dislikes her and is merely asking in an attempt to be well mannered.
Again the situation is amusing due to both Elizabeth's and Darcy's
reactions to the situation. Hence, again, this use of dramatic irony also
demonstrates Austen's wit.
68. Essay Questions:
A. Discuss the importance of social class in the novel, especially as it impacts the
relationship between Elizabeth and Darcy.
B.Though Jane Austen satirizes snobs in her novels, some critics have accused
her of being a snob herself. Giving special consideration to Mrs. Bennet and Mr.
Collins, argue and defend one side of this issue.
C. Pride and Prejudice is a novel about women who feel they have to marry to be
happy. Taking Charlotte Lucas as an example, do you think the author is making
a social criticism of her era’s view of marriage?
D. Giving special attention toWickham, Charlotte Lucas, and Elizabeth,
compare and contrast male and female attitudes toward marriage in the novel.
69. Essay Questions:
E. Discuss the relationship between Mrs. Bennet and her children,
especially Elizabeth and Lydia.
F. Compare and contrast the Bingley-Darcy relationship with the Jane-Elizabeth
G. Compare and contrast the roles of Lady Catherine de Bourgh and Mrs. Bennet.
• Support a claim by using evidence from the text rather than
relying on their memories and impressions from reading
• Being objective: Look at both sides of an argument.
• Prepare to debate issues from the novel. Groups of 4;opposing
teams and assigning sides on each of the following topics:
(**Allocate class time for the teams to search the text and their
notes for support. Have each group select a spokesman to
present their side of the argument.Allow the class members
serving as audience in each debate to vote on the most
convincing arguments.
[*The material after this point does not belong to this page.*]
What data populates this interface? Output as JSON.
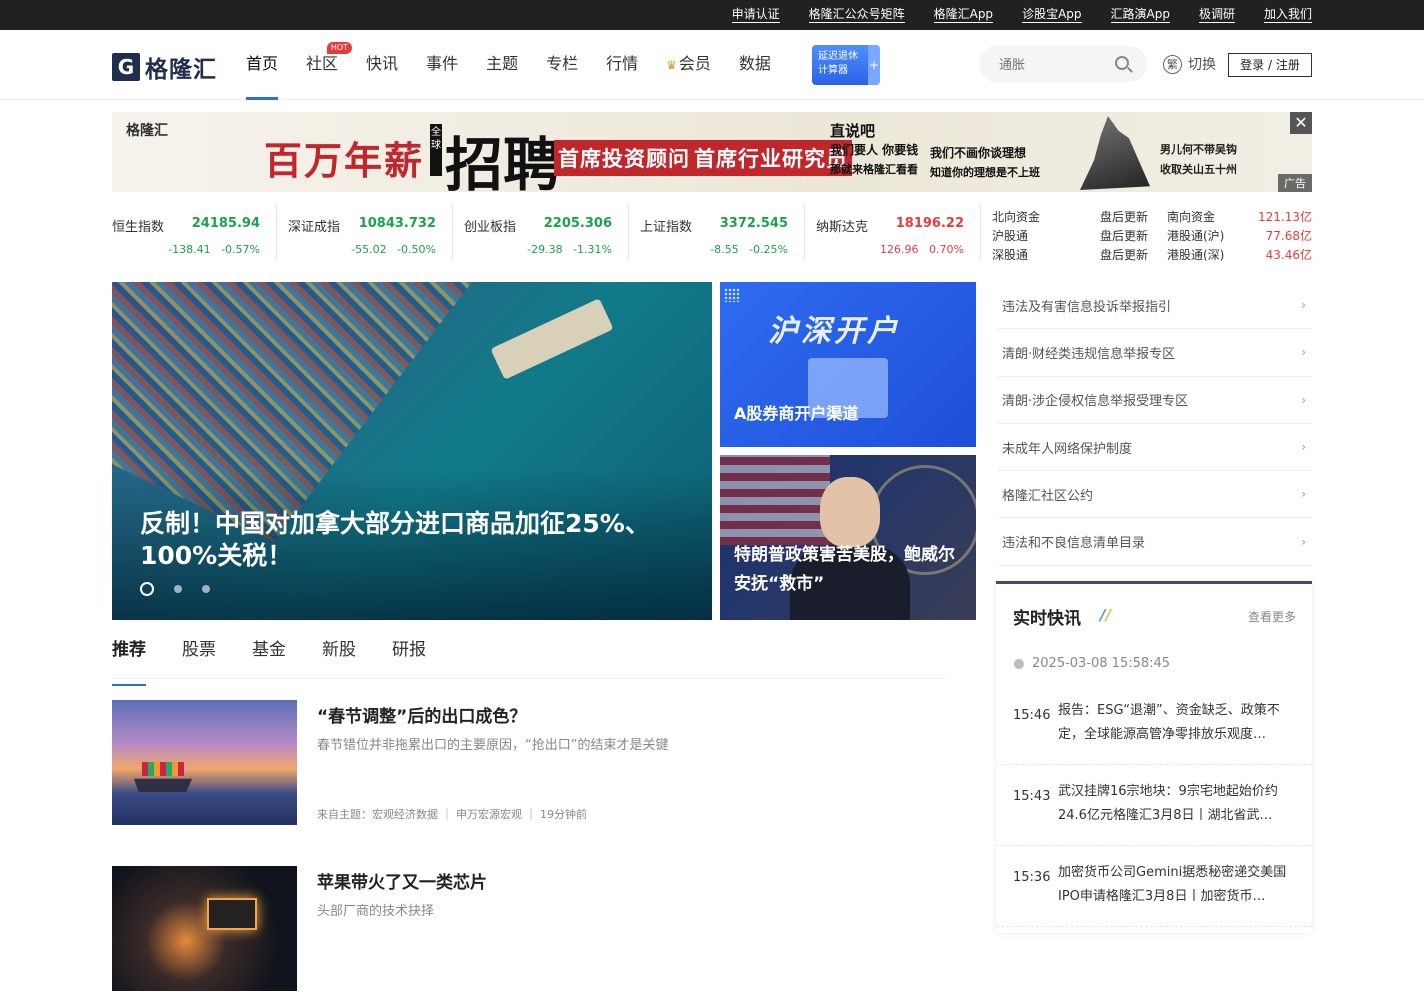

Note: Assigning sides, rather than
having students choose the side they wish to present, will force
them to approach the text with an open mind.)
Side 1: Elizabeth is truly
finding an ideal
Side 2: Elizabeth
genuinely wishes to
Side 1:The Bennets are
good parents who
provide for their
Side 2:The Bennets’
parenting skills put their
daughters’ futures in
Side 1: Lydia andWickham
do not deserve the help
and acceptance they
receive from their family
Side 2: Lydia andWickham
deserve the forgiveness
and support of family and
72. Austen sketches the settings of the novel very briefly, leaving it to
readers to visualize the places in which the events occur.
Groups will collect details from the text as they read so they can
produce visual representations, such as drawings or models.
• Rosings, the
home of Lady
73. Deepening one’s understanding: Importance
of inference and analysis
Chart Elizabeth or Darcy’s changing self-
evaluations, noting incidents leading to self-
awareness and the evidence of change.
Key scenes for this activity include :
• the ball where they are initially introduced
• Elizabeth’s stay at Netherfield during Jane’s
recovery from illness
• Darcy’s profession of love
• Elizabeth’s rejection, and their walk together at
Longbourn when they arrive at an